Provided entries: Begin

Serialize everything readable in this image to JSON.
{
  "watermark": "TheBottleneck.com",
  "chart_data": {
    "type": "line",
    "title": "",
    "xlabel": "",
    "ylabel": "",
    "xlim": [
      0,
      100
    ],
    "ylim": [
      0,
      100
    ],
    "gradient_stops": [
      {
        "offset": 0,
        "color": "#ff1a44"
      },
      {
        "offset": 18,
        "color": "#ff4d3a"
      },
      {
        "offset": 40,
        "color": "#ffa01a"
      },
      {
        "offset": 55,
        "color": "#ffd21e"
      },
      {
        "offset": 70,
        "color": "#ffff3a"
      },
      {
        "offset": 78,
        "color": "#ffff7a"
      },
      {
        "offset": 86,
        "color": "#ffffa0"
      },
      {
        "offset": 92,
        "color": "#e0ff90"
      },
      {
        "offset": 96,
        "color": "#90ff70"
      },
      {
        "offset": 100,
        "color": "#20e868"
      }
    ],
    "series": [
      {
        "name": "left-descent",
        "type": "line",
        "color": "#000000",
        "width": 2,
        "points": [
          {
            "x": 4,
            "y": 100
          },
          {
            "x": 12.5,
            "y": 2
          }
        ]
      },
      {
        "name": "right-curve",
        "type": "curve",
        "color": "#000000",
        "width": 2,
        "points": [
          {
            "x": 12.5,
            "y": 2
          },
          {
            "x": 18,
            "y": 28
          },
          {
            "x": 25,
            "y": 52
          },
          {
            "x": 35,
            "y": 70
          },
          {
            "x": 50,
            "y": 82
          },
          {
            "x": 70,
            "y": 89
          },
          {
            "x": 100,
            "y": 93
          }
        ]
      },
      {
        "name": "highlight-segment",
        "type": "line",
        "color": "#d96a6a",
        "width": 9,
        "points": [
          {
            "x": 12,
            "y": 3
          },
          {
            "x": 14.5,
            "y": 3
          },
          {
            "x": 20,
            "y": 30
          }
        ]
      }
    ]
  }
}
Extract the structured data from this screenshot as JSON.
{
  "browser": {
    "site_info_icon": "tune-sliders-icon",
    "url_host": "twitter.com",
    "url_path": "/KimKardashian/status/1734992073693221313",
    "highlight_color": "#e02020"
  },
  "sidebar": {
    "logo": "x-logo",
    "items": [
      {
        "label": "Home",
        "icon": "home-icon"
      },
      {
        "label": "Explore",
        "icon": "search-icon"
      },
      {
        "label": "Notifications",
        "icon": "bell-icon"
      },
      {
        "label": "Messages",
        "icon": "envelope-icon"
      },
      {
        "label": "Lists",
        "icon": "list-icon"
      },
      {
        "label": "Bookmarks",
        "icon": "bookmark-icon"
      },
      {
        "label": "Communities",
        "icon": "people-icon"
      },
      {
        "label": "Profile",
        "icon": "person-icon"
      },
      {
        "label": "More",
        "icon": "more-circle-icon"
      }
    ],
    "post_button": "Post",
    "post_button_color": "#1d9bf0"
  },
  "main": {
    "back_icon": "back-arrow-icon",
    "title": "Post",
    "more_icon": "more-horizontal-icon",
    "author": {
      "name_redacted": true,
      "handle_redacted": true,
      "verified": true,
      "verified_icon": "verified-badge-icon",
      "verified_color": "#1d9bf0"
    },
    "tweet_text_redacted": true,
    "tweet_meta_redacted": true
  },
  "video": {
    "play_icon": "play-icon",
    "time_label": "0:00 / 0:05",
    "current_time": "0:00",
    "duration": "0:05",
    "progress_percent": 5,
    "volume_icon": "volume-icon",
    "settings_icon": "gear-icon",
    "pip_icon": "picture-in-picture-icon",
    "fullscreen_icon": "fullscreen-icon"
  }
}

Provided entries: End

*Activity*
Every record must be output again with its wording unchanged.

*Output of the exercise*
Serialize everything readable in this image to JSON.
{
  "watermark": "TheBottleneck.com",
  "chart_data": {
    "type": "line",
    "title": "",
    "xlabel": "",
    "ylabel": "",
    "xlim": [
      0,
      100
    ],
    "ylim": [
      0,
      100
    ],
    "gradient_stops": [
      {
        "offset": 0,
        "color": "#ff1a44"
      },
      {
        "offset": 18,
        "color": "#ff4d3a"
      },
      {
        "offset": 40,
        "color": "#ffa01a"
      },
      {
        "offset": 55,
        "color": "#ffd21e"
      },
      {
        "offset": 70,
        "color": "#ffff3a"
      },
      {
        "offset": 78,
        "color": "#ffff7a"
      },
      {
        "offset": 86,
        "color": "#ffffa0"
      },
      {
        "offset": 92,
        "color": "#e0ff90"
      },
      {
        "offset": 96,
        "color": "#90ff70"
      },
      {
        "offset": 100,
        "color": "#20e868"
      }
    ],
    "series": [
      {
        "name": "left-descent",
        "type": "line",
        "color": "#000000",
        "width": 2,
        "points": [
          {
            "x": 4,
            "y": 100
          },
          {
            "x": 12.5,
            "y": 2
          }
        ]
      },
      {
        "name": "right-curve",
        "type": "curve",
        "color": "#000000",
        "width": 2,
        "points": [
          {
            "x": 12.5,
            "y": 2
          },
          {
            "x": 18,
            "y": 28
          },
          {
            "x": 25,
            "y": 52
          },
          {
            "x": 35,
            "y": 70
          },
          {
            "x": 50,
            "y": 82
          },
          {
            "x": 70,
            "y": 89
          },
          {
            "x": 100,
            "y": 93
          }
        ]
      },
      {
        "name": "highlight-segment",
        "type": "line",
        "color": "#d96a6a",
        "width": 9,
        "points": [
          {
            "x": 12,
            "y": 3
          },
          {
            "x": 14.5,
            "y": 3
          },
          {
            "x": 20,
            "y": 30
          }
        ]
      }
    ]
  }
}
Extract the structured data from this screenshot as JSON.
{
  "browser": {
    "site_info_icon": "tune-sliders-icon",
    "url_host": "twitter.com",
    "url_path": "/KimKardashian/status/1734992073693221313",
    "highlight_color": "#e02020"
  },
  "sidebar": {
    "logo": "x-logo",
    "items": [
      {
        "label": "Home",
        "icon": "home-icon"
      },
      {
        "label": "Explore",
        "icon": "search-icon"
      },
      {
        "label": "Notifications",
        "icon": "bell-icon"
      },
      {
        "label": "Messages",
        "icon": "envelope-icon"
      },
      {
        "label": "Lists",
        "icon": "list-icon"
      },
      {
        "label": "Bookmarks",
        "icon": "bookmark-icon"
      },
      {
        "label": "Communities",
        "icon": "people-icon"
      },
      {
        "label": "Profile",
        "icon": "person-icon"
      },
      {
        "label": "More",
        "icon": "more-circle-icon"
      }
    ],
    "post_button": "Post",
    "post_button_color": "#1d9bf0"
  },
  "main": {
    "back_icon": "back-arrow-icon",
    "title": "Post",
    "more_icon": "more-horizontal-icon",
    "author": {
      "name_redacted": true,
      "handle_redacted": true,
      "verified": true,
      "verified_icon": "verified-badge-icon",
      "verified_color": "#1d9bf0"
    },
    "tweet_text_redacted": true,
    "tweet_meta_redacted": true
  },
  "video": {
    "play_icon": "play-icon",
    "time_label": "0:00 / 0:05",
    "current_time": "0:00",
    "duration": "0:05",
    "progress_percent": 5,
    "volume_icon": "volume-icon",
    "settings_icon": "gear-icon",
    "pip_icon": "picture-in-picture-icon",
    "fullscreen_icon": "fullscreen-icon"
  }
}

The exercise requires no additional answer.